Letter from Lewis Goodson to Ralph Lozier hoping for Lozier's and Tom Pendergast's assistance in keeping his job.
Letter from Ralph F. Lozier to Lewis Goodson. He informs Goodson that he has written to Judge Henry F. McElroy and James M. Pendergast in support of Goodson's continued employment on the Kansas City Police force.
Letter from Dave Morris of Nourse Oil Company to Ralph F. Lozier. Morris urges Lozier to oppose any legislation that would propose a revenue tax on gasoline or lubricating oils. He states that any additional tax would create an undue burden on the oil industry.
Letter from Ralph F. Lozier to Dave Morris of Nourse Oil Company in which Lozier affirms that he has voted against the oil tax. He then comments on Nourse Oil Company roadside advertisements claiming that "BUSINESS IS GOOD", despite Morris writing Lozier that the industry is hurting. Lozier claims that, "The Government has been doing business on a false basis for a number of years, spending money like a drunken sailor, and now has reached the pit of bankruptcy."
Letter from Dave Morris of Nourse Oil Company to Ralph F. Lozier. Morris clarifies his company's advertisement that "Business Is Good", saying that despite the hardship of the oil industry, "whatever business we can get, we consider good."
Letter from Ralph F. Lozier to John T. Barker in which Lozier explains Thomas J. Pendergast's support of Lozier in his 1932 U.S. Representative campaign. He also informs Barker of a political effort in Missouri to divide Democrats from Kansas City with those of rural Missouri.
Letter from John T. Barker to Ralph F. Lozier in which Barker states that anyone that Thomas J. Pendergast supports will win the primary election in 1932. He then provides details on his predictions of election results.
Letter from Kansas City Chamber of Commerce President Conrad H. Mann to Ralph F. Lozier. Mann reproduces a telegram to be sent to the House Conference Committee on Appropriation Bill for State, Commerce and Labor. The telegram is in support of the continued existence of the Bureau of Foreign and Domestic Commerce office in Kansas City.
Letter from Ralph F. Lozier to W. E. Barton of Houston, Missouri in which Lozier offers his condolences that Barton did not receive Thomas J. Pendergast's support of Barton's reelection. However, Lozier believes that the election will favor those already in office.
Letter from Ralph F. Lozier to Thomas J. Pendergast in which Lozier once again thanks Pendergast for his endorsement in Lozier's reelection to the U.S. House of Representatives. He then praises Pendergast's Kansas City Democratic Organization and states that he is forever indebted to Pendergast.
Letter from Ralph F. Lozier to C. E. O'Dell in which Lozier informs O'Dell that he can not send his recommendation of O'Dell to Thomas J. Pendergast. Instead, he suggests sending the recommendation for employment to Joseph B. Shannon or Pete Kelly.

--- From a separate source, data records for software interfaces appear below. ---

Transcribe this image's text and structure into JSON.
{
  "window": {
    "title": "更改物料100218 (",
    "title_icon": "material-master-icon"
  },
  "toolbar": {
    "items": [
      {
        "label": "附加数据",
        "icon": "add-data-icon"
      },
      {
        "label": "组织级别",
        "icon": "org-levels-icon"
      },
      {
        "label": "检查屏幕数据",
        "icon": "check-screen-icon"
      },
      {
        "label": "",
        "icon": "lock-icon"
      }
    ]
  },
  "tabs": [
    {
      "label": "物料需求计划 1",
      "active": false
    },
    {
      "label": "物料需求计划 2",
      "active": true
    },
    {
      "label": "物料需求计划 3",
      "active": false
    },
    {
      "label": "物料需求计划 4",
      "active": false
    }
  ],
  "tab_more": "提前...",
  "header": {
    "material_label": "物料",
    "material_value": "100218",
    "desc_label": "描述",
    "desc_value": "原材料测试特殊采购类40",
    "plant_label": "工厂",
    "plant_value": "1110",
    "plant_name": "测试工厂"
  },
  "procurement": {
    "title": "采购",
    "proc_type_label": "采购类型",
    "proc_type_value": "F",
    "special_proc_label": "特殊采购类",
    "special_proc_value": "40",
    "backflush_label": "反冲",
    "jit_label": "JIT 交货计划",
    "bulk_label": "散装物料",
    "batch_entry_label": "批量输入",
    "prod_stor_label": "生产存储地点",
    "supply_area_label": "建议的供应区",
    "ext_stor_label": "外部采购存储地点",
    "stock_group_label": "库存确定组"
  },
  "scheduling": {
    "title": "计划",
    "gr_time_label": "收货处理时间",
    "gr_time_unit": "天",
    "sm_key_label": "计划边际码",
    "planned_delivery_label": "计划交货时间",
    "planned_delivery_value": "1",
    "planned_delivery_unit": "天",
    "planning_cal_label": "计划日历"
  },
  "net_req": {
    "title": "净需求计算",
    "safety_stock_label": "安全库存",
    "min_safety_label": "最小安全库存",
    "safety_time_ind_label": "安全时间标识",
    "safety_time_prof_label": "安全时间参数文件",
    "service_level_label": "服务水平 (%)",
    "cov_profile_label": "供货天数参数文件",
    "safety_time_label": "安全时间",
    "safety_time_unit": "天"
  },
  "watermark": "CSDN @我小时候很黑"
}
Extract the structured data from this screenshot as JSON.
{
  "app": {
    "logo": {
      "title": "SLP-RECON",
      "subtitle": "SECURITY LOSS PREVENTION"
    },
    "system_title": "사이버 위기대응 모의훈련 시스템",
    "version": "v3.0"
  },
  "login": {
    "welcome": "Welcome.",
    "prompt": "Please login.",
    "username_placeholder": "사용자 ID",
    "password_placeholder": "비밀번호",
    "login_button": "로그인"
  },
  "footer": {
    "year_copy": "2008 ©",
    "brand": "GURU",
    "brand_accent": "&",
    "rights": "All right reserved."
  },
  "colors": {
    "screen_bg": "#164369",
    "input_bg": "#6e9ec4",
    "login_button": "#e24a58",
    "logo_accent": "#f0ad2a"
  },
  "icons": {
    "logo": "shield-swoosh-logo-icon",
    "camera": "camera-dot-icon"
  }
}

Letter from Ralph F. Lozier to Clarence Cannon of Elsberry, Missouri. Lozier relates his political discussions with Thomas J. Pendergast, commenting on who might be adequate candidates for the following election.
Letter from Ralph F. Lozier to S. J. Payne in which Lozier informs Payne that he should not send his recommendation of Payne to Thomas J. Pendergast, as it "would do no good and might do harm." Instead, he suggests procuring a recommendation from Mr. Fleming or Mr. Taaffe of Pendergast's organization.